The album’s program is bookended by Haydn’s "Surprise Symphony," orchestrated for flute and strings (with the sudden chord in the second movement still a delightful surprise) and a quintet by lesser-known composer Joseph Martin Kraus, with the same orchestration.
Pairing these two works highlights the relationship between the forms. “It makes you think about how an orchestral piece [the Haydn] can seem like a chamber piece,” says Zohn, “and Kraus writes his piece in orchestral ways; sometimes the flute comes in as if it’s a wind section, and then it switches roles and becomes like a concerto soloist. At other times, it just becomes part of the ensemble ... the line between chamber music and orchestral music can be very fine in certain pieces.”
In the middle is a duo by Carl Ditters Von Dittersdorf for viola and violone. The violone, says Lardin, is “tuned a little higher than most double basses are tuned today ... It was meant to have a very bright sound, and was a very popular instrument in the late 18th and very early 19th century.” In this piece, she says, ‘the viola player has the brunt of the work. It’s very demanding, and our violist, Daniel Elyar, did a crackerjack job of it. There’s a lot of double stops; there’s a beautiful melody in the adagio, and some fireworks in the final movement.”

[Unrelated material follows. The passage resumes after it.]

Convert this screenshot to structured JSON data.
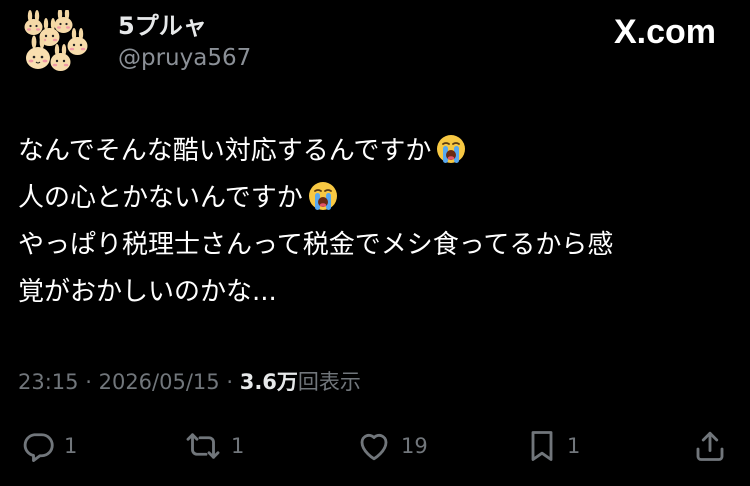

JOSEPH MARTIN KRAUS (1756–1792): Quintet in D for flute and strings
CARL DITTERS VON DITTERSDORF (1739–1799): Duetto in E flat Kr. 219 fr viola & violone
JOSEPH HAYDN (1732–1809): Symphony No.94 in G, ‘Surprise' arr. Johann Peter Salomon for flute and strings
The musicians of Night Music playing on Music for a Viennese Salon: Steven Zohn (eight-keyed flute); Rebecca Harris (violin); Marika Holmqvist (violin); Daniel Elyar (viola); Rebecca Humphrey Diederich (cello); Heather Miller Lardin (violone)
The idea of imagining the music as it would have been played in a salon, says co-director Lardin, is in keeping with the way the ensemble likes to present performances. “We like to play in smaller spaces, such as the Powell House, in Old City. The audience is really close to you, and there’s often people you know. It’s very intimate and delightful.”
Here’s a video of Night Music playing its arrangement of Mozart’s concert aria “Per questa bella mano,” written originally for bass and double bass withe orchestra. The performance took place in April 2018 in the Powell House ballroom as part of PhilaLandmarks Early Music Series.
Performers on the video include Graham Bier (bass-bariton), Heather Miller Lardin (Viennese double bass), Steven Zohn (flute), Geoffrey Burgess (oboe), Rebecca Harris and Marika Holmqvist (violins), Margaret Humphrey (viola), and Rebecca Humphrey Diederich (cello).